I hadn’t wanted to tell him about his breath. I had wanted to hold him. To tell him about my day. Talk about how fiercely cute our daughters were, and what they had spent their afternoon doing. To marvel with him over how grown up our almost 2-year-old was getting, and what I wanted to do for her upcoming birthday. But I didn’t say any of that. I simply commented on his breath. He said he would brush his teeth and come up to bed in a little while. But I woke up alone in the bed. He had fallen asleep on the couch downstairs, watching TV.

What’s in a drink.

So much is in a drink. More than I can unpack in one sitting. Lives are shaped, bodies filled, emotions muted. One can drown their sorrows, and their dreams right along with them. One can shatter their entire world, glue it, and then fill it up again like a tank, with liquid dribbling out at the seams. I am reminded of the picture of the little Dutch boy with his finger in the crack in the dam. He looks so worried. He is stuck in place. He cannot move or the whole dam might break.
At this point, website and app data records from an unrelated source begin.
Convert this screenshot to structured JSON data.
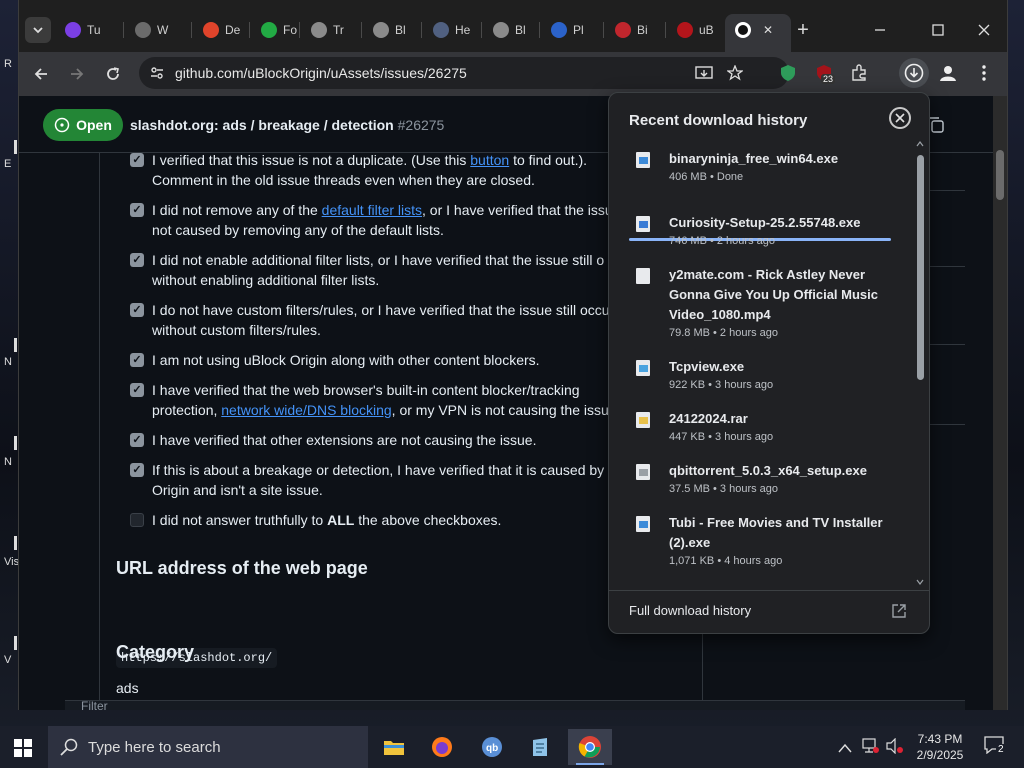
{
  "desktop": {
    "labels": [
      "R",
      "E",
      "N",
      "N",
      "Vis",
      "V"
    ]
  },
  "tabs": [
    {
      "label": "Tu",
      "favicon": "twitch-like-icon",
      "color": "#7b3fe4"
    },
    {
      "label": "W",
      "favicon": "brave-lion-icon",
      "color": "#6b6b6b"
    },
    {
      "label": "De",
      "favicon": "x-logo-icon",
      "color": "#e0442b"
    },
    {
      "label": "Fo",
      "favicon": "green-dot-icon",
      "color": "#22aa44"
    },
    {
      "label": "Tr",
      "favicon": "globe-icon",
      "color": "#8a8a8a"
    },
    {
      "label": "Bl",
      "favicon": "globe-icon",
      "color": "#8a8a8a"
    },
    {
      "label": "He",
      "favicon": "portrait-icon",
      "color": "#506080"
    },
    {
      "label": "Bl",
      "favicon": "globe-icon",
      "color": "#8a8a8a"
    },
    {
      "label": "Pl",
      "favicon": "500-badge-icon",
      "color": "#2b62c9"
    },
    {
      "label": "Bi",
      "favicon": "red-face-icon",
      "color": "#c0262d"
    },
    {
      "label": "uB",
      "favicon": "ublock-icon",
      "color": "#b3151b"
    },
    {
      "label": "",
      "favicon": "github-icon",
      "color": "#ffffff",
      "active": true
    }
  ],
  "toolbar": {
    "url": "github.com/uBlockOrigin/uAssets/issues/26275",
    "ext_badge": "23"
  },
  "issue": {
    "status": "Open",
    "title": "slashdot.org: ads / breakage / detection",
    "number": "#26275",
    "checks": [
      {
        "pre": "I verified that this issue is not a duplicate. (Use this ",
        "link": "button",
        "post": " to find out.).",
        "line2": "Comment in the old issue threads even when they are closed.",
        "checked": true
      },
      {
        "pre": "I did not remove any of the ",
        "link": "default filter lists",
        "post": ", or I have verified that the issue is",
        "line2": "not caused by removing any of the default lists.",
        "checked": true
      },
      {
        "pre": "I did not enable additional filter lists, or I have verified that the issue still o",
        "link": "",
        "post": "",
        "line2": "without enabling additional filter lists.",
        "checked": true
      },
      {
        "pre": "I do not have custom filters/rules, or I have verified that the issue still occu",
        "link": "",
        "post": "",
        "line2": "without custom filters/rules.",
        "checked": true
      },
      {
        "pre": "I am not using uBlock Origin along with other content blockers.",
        "link": "",
        "post": "",
        "line2": "",
        "checked": true
      },
      {
        "pre": "I have verified that the web browser's built-in content blocker/tracking",
        "link": "",
        "post": "",
        "line2_pre": "protection, ",
        "line2_link": "network wide/DNS blocking",
        "line2_post": ", or my VPN is not causing the issu",
        "checked": true
      },
      {
        "pre": "I have verified that other extensions are not causing the issue.",
        "link": "",
        "post": "",
        "line2": "",
        "checked": true
      },
      {
        "pre": "If this is about a breakage or detection, I have verified that it is caused by u",
        "link": "",
        "post": "",
        "line2": "Origin and isn't a site issue.",
        "checked": true
      },
      {
        "pre": "I did not answer truthfully to ",
        "bold": "ALL",
        "post": " the above checkboxes.",
        "line2": "",
        "checked": false
      }
    ],
    "url_heading": "URL address of the web page",
    "url_value": "https://slashdot.org/",
    "category_heading": "Category",
    "category_value": "ads",
    "filter_hint": "Filter"
  },
  "downloads": {
    "title": "Recent download history",
    "items": [
      {
        "name": "binaryninja_free_win64.exe",
        "meta": "406 MB • Done",
        "icon": "exe-file-icon",
        "color": "#3c8ad8"
      },
      {
        "name": "Curiosity-Setup-25.2.55748.exe",
        "meta": "746 MB • 2 hours ago",
        "icon": "installer-icon",
        "color": "#3a7bd5"
      },
      {
        "name": "y2mate.com - Rick Astley  Never Gonna Give You Up Official Music Video_1080.mp4",
        "meta": "79.8 MB • 2 hours ago",
        "icon": "video-file-icon",
        "color": "#e8eaed"
      },
      {
        "name": "Tcpview.exe",
        "meta": "922 KB • 3 hours ago",
        "icon": "tcpview-icon",
        "color": "#4aa3df"
      },
      {
        "name": "24122024.rar",
        "meta": "447 KB • 3 hours ago",
        "icon": "rar-archive-icon",
        "color": "#e8c14a"
      },
      {
        "name": "qbittorrent_5.0.3_x64_setup.exe",
        "meta": "37.5 MB • 3 hours ago",
        "icon": "qbittorrent-icon",
        "color": "#9aa0a6"
      },
      {
        "name": "Tubi - Free Movies and TV Installer (2).exe",
        "meta": "1,071 KB • 4 hours ago",
        "icon": "exe-file-icon",
        "color": "#3c8ad8"
      }
    ],
    "footer": "Full download history"
  },
  "taskbar": {
    "search_placeholder": "Type here to search",
    "time": "7:43 PM",
    "date": "2/9/2025",
    "notifications": "2"
  }
}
Am I already drowning, or is my finger just stuck in the dam? The thought comes forward and dissipates like a phantom. Out of nowhere. It takes me by surprise because I am generally filled with hope and joy and possibility. I am saved. I have Someone to cling to. But right now I am exhausted. And my head is full. I feel almost drunk, even though it’s 9 o’clock in the morning and I’m sitting at my desk. I drink in the notion that maybe I am stuck. Not because I am without hope, but because I need to make some decisions about how to move forward with my life.

Why am I here, God? What would you have me do? The question pleads as I stare at the metaphorical dam in front of me, the finger of my negative thoughts firmly in place, sealing it all in. “My cup runneth over.” The Psalm repeats in my head from memory as a reply. I look again at what I have. All that I have. A quick inventory is run. As it turns out, I have much to give. My glass is pretty full. I have been given many blessings, haven’t I? So why am I not sharing them? That’s the real problem, isn’t it? It’s not what the drink is made of. It’s that my glass is full to the brim. I have more than I need and I’m stuck in place because I’m not sharing.

Here I am, holding my finger in a dam, worried about removing my finger when the thing I actually need to do is to let it all go. I laugh out loud.

I have much to give. Much to say. Much to do. So here I go. I am starting with you.